With many of us having busy work schedules and hectic personal lives, it can be difficult to find time to factor in any kind of exercise regime. It’s a well-known fact that physical activity stimulates brain chemicals and results in us feeling happier, less anxious and more motivated. Following an extremely tough period globally, effects on mental health have risen dramatically reports by NPR, and this is having a massive effect on people with busy work life.
So it’s important, more now than ever, that we pay attention to our well-being, physically and mentally in line with our article on ‘How to Take Care of Your Mental Health’. With that in mind, here are 5 top tips on how you can implement exercise into your working day.
No matter what the activity may be; intermittent stretches, lunchtime gym classes, social walks with friends or colleagues, it’s important to schedule each exercise into your diary like it’s part of your working day. Research has shown that there is a direct correlation between well-being and productivity so consider it equally as important as any work meeting. Today outlines why scheduling exercises into your daily schedule is important as you are more likely to stick to a planned out routine, so treat each activity as an appointment you can’t miss. Set yourself reminders and goals to keep the motivational momentum going. In time these exercises sessions will become a natural part of your day.
Bike or Walk to Work
Should your commute to work allow you to do so, walking or biking to and from your workplace is a free and easy way to burn calories and keep healthy. Cycling has become a preferred mode of transport for many commuters and biking is continuing to rise in popularity. ‘Globally cyclists logged 8.1 billion miles in 2020,’ according to an article by LiveStrong. The frustration of sitting in traffic or experiencing public transport delays is also avoided. It’s a win, win!
Sitting at a desk all day can lead to discomfort, aches and pains and long-term physical effects on your body. Poor posture, repetitive motions and being stationary for lengths of time can worsen any existing conditions and potentially compromise your health in the future. Whenever and wherever possible, engage in stretches at your workstation. Also, a lot of these exercises can be done whilst seated.
Here are a few to consider:
Tricep Stretches – Raise your right arm over your head and bend it. Raise your left arm and reach over to grab your right elbow, gently pull until you feel the stretch in your bicep and hold for 30 seconds. Repeat using the same technique but swapping arm positions.

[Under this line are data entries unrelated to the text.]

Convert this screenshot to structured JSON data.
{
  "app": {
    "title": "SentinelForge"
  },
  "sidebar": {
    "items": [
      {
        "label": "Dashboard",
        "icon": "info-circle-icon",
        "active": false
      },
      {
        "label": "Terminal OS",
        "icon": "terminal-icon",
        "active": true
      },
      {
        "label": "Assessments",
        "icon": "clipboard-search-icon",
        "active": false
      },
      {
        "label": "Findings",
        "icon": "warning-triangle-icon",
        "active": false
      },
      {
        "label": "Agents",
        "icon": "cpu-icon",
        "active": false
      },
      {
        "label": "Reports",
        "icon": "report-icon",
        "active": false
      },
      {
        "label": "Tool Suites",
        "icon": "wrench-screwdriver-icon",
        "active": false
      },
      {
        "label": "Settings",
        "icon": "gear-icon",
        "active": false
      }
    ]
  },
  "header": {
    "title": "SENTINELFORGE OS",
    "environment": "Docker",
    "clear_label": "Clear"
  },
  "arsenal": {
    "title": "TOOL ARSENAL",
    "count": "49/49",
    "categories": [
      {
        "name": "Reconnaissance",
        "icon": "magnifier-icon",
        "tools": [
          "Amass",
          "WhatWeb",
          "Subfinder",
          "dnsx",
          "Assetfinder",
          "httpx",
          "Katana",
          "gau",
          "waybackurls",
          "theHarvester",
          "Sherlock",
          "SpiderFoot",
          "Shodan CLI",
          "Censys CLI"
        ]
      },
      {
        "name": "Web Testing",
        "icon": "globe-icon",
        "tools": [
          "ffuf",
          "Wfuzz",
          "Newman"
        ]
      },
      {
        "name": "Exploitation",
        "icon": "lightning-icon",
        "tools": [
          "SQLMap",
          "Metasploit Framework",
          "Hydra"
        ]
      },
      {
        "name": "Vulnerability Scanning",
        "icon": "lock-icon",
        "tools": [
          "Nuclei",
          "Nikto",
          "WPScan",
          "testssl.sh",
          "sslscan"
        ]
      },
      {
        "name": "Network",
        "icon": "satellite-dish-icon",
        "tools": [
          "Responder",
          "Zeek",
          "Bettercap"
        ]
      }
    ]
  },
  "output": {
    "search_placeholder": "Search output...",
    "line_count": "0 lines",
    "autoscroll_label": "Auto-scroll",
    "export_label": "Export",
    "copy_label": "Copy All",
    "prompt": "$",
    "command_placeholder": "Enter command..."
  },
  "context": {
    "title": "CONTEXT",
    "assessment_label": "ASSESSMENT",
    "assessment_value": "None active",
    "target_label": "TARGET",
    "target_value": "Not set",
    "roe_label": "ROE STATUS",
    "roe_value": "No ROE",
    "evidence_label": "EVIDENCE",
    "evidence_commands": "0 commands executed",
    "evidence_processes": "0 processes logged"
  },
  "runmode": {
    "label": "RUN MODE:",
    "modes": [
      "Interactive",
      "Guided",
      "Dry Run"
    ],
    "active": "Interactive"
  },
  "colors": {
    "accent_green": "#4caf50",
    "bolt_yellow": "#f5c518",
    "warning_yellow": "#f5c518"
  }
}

Overhead Reaches – Extend your arm above your head. Reach over to the opposite side and hold for 10-30 seconds. Repeat with the other arm.
Torso and Trunk Rotations – Keeping your feet on the ground and facing forward, hold your arms out in front of you and bend at the elbow. Twist your upper body and hold that pose for 10-30 seconds then repeat on the other side.
Neck Stretches – Relax and lean your head forward. Slowly roll your head to one side and hold for 10 seconds. Repeat on the other side. Relax and raise your chin back into the starting position. Repeat this exercise 3 times in each direction.
Shoulder Shrugs – Raise both shoulders upwards towards your ears. Drop and repeat 10 times in each direction
Before doing any of these stretches be mindful to research which exercises would be best for you and your health. Some examples are outlined here in an article on easy stretching exercises by SymptomFind. Remember to breathe normally and don’t push yourself to do more than what is comfortable. In time you should find you become more flexible and comfortable and no equipment is required.
Take advantage of your lunchtime to fit in some exercise for the day. Plan a walk with a colleague; this could be your usual trip to the store or simply around the block. Research the area in which you work for the best walking routes and change them about to keep them interesting. If you’re a member of a gym, many places now offer classes specifically catered for those who choose to workout during their lunch breaks.
If your work environment is suitable, simply standing more regularly than sitting can have a positive effect on your health. Whilst the number of calories you burn by doing so may not be hugely increased when compared to sitting, there are plenty more benefits to standing around, especially if you can incorporate more movement like pacing or even more stretches. Standing can improve your circulation, reduce spikes in blood sugar and can help relieve muscular pain. Many offices now provide standing desks but if you don’t have access to one, and you can safely elevate your PC, that’s a good substitute.